There are notes on his meetings with high officials and dignitaries with honest commentary about them, and on events and issues (such as the USSR, South Africa, the US, Japan, the EU, Nicaragua and so on). The notes critique poor preparation of files, and delve into meetings which proved unsuccessful, with instructions to prepare better for such. Mr. Clark from time to time asked for White's opinion, and certainly for the opinions of other important PC figures, on various subjects, which are collated here. He addressed operational problems within certain areas of Canada's Department of External Affairs and instructed officials to correct them. Protocol issues at the highest level are revealed. Mr. Clark also, in managing his department, showed a sensitivity to how decisions would influence the domestic political scene. He revealed his own thinking about significant foreign affairs issues which he had to address as minister. These notes and diary entries elucidate how Clark stayed in contact with other ministers and the Prime Minister in the shaping of foreign policy. And, ever the politician, the memos reveal Mr. Clark's concern with how foreign affairs decisions would be received by the Canadian public, suggesting measures to take to explain and justify them, and always weighting their political impact on the electorate and how that would affect the P.C. Party's electoral chances at home.

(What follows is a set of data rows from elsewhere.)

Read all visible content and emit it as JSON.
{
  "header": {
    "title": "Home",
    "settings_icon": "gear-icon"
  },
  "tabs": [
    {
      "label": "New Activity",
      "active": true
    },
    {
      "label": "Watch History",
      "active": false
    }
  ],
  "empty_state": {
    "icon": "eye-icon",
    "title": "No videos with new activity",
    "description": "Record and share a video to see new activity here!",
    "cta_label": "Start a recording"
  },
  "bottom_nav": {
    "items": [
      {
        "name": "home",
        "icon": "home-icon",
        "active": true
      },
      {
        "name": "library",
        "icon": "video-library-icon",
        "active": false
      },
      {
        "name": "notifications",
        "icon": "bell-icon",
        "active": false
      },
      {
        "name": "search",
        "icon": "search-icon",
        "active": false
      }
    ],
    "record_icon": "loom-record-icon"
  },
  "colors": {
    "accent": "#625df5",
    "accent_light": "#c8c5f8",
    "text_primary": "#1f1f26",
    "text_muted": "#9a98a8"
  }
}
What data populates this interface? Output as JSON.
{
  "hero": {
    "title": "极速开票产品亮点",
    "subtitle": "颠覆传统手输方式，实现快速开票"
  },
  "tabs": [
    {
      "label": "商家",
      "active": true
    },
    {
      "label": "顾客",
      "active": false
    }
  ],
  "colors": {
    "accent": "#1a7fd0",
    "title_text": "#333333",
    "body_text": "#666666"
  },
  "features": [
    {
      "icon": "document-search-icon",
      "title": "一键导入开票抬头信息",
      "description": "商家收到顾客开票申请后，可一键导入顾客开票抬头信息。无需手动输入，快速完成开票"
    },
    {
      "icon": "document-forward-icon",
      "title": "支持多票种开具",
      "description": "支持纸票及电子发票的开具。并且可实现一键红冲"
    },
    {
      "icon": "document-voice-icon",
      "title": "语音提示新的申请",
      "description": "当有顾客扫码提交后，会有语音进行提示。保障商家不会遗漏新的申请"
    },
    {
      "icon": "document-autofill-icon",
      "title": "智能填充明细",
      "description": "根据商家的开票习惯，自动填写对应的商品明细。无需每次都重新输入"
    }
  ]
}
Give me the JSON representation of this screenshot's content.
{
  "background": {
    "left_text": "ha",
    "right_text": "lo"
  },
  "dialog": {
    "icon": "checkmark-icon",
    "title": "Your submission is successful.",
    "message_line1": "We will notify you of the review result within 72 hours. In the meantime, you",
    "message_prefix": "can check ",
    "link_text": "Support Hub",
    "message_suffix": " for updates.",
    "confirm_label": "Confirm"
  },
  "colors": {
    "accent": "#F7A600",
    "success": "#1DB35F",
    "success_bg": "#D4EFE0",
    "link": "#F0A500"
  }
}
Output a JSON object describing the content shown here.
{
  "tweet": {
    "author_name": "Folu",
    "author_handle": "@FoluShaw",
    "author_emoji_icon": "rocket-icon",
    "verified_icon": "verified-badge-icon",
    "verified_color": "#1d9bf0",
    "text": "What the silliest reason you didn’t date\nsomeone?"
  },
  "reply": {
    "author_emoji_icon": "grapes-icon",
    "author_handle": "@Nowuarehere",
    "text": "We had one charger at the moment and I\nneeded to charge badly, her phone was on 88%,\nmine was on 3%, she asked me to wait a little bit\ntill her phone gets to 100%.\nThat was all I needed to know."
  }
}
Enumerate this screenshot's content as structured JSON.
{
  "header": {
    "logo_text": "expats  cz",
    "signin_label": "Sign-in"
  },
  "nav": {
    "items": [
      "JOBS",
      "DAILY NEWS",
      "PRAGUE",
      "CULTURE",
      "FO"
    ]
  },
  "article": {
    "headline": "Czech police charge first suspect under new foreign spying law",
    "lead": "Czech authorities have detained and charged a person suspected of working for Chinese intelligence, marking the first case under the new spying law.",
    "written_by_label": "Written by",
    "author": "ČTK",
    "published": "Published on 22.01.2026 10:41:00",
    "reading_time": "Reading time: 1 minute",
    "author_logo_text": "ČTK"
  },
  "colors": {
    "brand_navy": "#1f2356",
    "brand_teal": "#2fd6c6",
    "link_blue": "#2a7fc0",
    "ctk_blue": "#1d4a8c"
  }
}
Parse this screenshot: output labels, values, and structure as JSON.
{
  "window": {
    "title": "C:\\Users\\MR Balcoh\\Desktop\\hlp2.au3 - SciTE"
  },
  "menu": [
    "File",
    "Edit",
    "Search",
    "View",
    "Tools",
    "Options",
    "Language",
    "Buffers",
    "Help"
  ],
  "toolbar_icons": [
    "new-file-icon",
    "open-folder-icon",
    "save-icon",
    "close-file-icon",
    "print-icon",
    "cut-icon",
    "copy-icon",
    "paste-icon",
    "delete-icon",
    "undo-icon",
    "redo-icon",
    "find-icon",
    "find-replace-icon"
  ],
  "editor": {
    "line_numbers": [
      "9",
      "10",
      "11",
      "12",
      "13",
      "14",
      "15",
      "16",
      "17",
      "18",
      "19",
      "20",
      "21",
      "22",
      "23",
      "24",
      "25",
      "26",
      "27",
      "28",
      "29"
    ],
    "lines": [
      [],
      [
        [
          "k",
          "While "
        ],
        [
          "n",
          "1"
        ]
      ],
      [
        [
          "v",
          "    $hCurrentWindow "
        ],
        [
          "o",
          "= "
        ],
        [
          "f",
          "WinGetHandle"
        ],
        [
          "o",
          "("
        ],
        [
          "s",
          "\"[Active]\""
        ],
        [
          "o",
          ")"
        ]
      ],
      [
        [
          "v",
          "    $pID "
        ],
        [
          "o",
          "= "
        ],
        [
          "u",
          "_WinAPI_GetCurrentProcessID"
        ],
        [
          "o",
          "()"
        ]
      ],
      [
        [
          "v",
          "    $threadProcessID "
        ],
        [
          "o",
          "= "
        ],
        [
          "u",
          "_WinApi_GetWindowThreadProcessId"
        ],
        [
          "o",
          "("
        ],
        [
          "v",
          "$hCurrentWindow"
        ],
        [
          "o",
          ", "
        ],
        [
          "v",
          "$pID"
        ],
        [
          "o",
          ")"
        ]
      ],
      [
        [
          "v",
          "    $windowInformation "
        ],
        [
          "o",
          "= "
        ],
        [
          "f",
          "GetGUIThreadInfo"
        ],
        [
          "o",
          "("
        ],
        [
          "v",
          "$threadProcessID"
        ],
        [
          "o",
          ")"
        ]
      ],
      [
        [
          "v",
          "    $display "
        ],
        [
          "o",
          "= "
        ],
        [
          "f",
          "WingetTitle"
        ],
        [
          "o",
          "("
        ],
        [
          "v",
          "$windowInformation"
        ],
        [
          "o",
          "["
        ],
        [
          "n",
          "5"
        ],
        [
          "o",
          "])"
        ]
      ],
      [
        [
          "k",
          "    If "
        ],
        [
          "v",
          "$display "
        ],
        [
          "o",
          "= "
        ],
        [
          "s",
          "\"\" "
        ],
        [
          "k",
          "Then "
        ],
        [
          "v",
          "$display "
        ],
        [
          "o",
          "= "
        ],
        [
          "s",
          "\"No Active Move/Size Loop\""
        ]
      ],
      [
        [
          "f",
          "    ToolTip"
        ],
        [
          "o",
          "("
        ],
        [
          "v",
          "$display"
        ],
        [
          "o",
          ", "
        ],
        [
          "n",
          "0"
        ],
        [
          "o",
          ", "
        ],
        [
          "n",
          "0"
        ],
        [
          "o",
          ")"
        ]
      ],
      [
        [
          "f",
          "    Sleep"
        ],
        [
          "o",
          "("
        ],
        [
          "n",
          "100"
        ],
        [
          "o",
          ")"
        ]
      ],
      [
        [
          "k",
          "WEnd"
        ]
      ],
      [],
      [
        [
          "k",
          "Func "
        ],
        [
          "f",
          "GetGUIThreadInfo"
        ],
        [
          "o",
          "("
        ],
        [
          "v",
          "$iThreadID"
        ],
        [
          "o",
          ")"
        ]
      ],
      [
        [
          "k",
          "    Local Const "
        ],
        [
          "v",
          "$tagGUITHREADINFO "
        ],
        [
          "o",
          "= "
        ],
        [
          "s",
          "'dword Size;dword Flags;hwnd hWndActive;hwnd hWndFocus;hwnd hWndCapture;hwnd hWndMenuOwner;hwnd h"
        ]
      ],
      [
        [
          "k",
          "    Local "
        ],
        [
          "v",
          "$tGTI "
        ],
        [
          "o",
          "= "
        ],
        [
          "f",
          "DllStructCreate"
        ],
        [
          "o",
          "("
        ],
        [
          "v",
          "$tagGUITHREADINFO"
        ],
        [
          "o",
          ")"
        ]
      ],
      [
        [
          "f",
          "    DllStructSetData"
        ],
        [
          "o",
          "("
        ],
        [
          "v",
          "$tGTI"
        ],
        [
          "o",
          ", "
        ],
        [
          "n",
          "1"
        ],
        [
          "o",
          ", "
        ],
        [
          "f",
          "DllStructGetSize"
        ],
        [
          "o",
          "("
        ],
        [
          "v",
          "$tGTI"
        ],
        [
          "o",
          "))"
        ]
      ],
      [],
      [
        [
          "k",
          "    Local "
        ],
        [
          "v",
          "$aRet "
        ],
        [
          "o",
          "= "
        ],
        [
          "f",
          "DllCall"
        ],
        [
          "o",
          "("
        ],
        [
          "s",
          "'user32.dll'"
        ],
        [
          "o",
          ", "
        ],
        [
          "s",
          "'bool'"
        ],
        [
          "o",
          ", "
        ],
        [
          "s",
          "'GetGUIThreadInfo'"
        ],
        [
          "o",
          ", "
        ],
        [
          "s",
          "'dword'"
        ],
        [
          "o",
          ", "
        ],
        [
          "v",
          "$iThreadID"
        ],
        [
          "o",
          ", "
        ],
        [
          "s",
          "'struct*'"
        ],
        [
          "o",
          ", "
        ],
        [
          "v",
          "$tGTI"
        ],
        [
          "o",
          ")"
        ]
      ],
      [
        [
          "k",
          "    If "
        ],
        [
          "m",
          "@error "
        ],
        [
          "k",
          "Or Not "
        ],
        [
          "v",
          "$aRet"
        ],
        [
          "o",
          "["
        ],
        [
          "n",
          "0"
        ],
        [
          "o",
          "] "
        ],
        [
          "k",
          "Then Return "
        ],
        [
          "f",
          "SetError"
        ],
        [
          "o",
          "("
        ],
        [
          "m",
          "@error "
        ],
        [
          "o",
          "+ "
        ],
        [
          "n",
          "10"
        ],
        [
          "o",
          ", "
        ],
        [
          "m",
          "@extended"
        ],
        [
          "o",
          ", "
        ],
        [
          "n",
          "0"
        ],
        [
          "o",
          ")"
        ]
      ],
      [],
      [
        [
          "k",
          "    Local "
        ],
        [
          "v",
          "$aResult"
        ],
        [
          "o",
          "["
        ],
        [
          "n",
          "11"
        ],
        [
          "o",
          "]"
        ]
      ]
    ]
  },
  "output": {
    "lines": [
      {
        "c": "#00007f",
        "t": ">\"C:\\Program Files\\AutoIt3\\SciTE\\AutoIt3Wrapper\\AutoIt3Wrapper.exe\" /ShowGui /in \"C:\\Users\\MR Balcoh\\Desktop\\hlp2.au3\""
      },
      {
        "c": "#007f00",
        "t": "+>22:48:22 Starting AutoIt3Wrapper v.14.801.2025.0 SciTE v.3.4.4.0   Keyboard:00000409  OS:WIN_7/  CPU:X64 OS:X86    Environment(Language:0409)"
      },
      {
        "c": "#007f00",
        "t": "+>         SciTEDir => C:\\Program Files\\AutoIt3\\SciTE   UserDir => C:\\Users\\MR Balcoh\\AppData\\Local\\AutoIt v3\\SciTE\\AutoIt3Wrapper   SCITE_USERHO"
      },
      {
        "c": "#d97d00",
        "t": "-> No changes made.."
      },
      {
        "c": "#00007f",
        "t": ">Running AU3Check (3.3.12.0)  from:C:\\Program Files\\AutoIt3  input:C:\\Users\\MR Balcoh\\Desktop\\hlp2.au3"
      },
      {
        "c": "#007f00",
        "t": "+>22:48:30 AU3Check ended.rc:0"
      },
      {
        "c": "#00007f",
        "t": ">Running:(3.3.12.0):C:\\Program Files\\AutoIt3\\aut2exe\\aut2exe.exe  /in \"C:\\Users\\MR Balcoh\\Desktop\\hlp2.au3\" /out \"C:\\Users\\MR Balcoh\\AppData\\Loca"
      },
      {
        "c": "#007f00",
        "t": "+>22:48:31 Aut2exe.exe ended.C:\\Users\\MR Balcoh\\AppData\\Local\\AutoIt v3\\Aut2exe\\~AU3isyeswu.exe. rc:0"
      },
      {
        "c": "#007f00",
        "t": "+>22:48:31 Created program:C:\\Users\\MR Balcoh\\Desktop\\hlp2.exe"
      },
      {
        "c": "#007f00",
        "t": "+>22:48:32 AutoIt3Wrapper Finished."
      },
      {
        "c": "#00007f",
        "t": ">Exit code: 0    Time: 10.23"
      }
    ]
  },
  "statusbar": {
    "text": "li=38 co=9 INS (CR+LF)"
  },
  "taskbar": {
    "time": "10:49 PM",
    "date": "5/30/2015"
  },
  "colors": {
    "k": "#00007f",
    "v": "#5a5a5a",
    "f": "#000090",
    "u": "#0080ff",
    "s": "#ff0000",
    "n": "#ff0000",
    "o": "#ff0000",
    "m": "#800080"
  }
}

In short, Canada's foreign policy, the operations of the Department of External Affairs, the operations of Mr. Clark's ministerial office, the political background on which foreign policy decisions were made, autopsies of significant meetings and conclaves with foreign representatives, frank assessments of foreign representatives, advice requested and provided in the shaping of foreign policy - all this is revealed in this series. Characterized by complete honesty, it is a primary source on Canadian foreign policy in 1984-1989 equal to none.